How do you ensure that you hear all voices on the team, even the unpopular ones? Obviously this is very much dependent on the nature of the team, and there’s no one right answer. However, my work with teams suggests that some of the best ways to elicit diverse opinions would include setting clear ground rules that encourage the non-judgmental sharing of ideas. You also have to ask the right questions. Sometimes team members can have valuable input, but fail to share it because they don’t think it’s been asked for, or that it will add value. “Does anyone have anything else to share (no matter how crazy it may sound) regarding this issue?” or something similar is a great question to ask before moving to decision making.

Of course, the next big challenge, once all the diverse opinions are shared, is to incorporate them into a decision. The Jelly Beans in the Jar example is very straightforward.  Fill a glass jar with jelly beans and ask people to guess how many there are.  Then calculate the mean of the answers. I’ve tested this with several groups and the mean is almost always the best answer in the room.

It gets more complex of course when the problem at hand is something more realistic that the team really needs to move forward on. An approach I find useful when opinions are so diverse (perhaps even contradictory) that they can’t be incorporated into a single solution, is scrap the idea that there is one best solution. Once teams start looking for multiple, good, potential solutions, rather than the one best solution, they can move forward with testing prototypes rather getting stuck in what is often called “analysis paralysis”.

Finally a word of caution. Not all decisions lend themselves to a Wisdom of Crowds approach.
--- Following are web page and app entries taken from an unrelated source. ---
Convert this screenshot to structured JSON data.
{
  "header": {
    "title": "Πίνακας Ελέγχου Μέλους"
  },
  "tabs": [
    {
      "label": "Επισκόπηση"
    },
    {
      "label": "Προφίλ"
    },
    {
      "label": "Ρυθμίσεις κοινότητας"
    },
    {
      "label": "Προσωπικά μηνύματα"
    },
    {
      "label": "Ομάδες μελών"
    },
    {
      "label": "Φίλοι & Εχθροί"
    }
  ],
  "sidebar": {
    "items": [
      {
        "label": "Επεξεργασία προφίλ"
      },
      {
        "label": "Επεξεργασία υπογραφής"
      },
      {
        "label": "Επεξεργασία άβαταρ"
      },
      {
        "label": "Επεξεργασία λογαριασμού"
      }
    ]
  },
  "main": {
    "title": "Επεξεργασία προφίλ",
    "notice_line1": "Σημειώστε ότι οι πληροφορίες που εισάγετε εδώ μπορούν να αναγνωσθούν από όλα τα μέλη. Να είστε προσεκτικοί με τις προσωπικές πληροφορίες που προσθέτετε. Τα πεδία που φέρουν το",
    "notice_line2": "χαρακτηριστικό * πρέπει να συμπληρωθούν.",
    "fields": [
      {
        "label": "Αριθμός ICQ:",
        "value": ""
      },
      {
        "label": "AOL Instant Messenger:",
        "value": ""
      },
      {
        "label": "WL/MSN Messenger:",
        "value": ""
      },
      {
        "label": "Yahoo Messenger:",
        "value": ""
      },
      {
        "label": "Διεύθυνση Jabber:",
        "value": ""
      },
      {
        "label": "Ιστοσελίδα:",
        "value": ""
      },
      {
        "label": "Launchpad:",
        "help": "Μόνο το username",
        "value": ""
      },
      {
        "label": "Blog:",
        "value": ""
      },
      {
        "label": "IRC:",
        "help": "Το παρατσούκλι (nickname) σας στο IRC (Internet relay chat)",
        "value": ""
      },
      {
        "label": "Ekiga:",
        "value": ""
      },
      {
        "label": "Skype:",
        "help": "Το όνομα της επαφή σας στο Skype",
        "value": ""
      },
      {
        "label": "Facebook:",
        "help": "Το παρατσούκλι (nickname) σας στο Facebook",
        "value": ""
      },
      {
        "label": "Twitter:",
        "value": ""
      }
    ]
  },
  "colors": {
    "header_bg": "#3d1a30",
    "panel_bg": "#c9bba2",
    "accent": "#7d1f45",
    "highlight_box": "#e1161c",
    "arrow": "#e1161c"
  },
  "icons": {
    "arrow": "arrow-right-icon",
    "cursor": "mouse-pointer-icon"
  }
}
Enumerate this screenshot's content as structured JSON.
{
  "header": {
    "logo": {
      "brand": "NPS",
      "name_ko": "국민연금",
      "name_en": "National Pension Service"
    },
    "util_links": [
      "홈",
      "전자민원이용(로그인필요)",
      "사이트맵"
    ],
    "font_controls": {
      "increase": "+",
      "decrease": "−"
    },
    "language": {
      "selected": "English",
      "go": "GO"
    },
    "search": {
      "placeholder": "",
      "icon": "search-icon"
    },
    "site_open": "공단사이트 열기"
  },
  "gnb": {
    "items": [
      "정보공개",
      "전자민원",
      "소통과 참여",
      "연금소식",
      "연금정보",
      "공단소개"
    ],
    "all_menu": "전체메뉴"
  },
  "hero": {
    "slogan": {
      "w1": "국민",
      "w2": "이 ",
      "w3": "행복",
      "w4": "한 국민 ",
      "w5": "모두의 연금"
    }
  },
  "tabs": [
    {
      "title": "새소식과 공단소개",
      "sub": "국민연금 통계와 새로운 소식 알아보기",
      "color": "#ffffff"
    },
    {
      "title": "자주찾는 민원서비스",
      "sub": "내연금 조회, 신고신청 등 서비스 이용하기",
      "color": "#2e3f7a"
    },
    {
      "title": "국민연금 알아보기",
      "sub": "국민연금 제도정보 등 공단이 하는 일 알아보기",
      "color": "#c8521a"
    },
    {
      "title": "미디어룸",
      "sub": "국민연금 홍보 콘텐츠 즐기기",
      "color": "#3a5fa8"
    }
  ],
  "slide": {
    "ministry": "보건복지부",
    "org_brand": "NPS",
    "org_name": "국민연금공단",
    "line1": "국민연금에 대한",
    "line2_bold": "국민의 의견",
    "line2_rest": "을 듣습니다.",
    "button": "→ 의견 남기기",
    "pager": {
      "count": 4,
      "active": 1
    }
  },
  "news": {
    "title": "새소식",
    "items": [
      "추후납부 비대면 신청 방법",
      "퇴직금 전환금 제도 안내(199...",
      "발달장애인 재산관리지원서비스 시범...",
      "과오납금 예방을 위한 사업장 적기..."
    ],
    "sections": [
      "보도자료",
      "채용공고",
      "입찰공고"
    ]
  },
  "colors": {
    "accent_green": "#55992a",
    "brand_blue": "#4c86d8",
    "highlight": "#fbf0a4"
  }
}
The decision about which decision making approach is the most appropriate, is of course, the most important decision!

Curious about the rest of the tips and want to know all about them now? Find out more!

Posted by Dave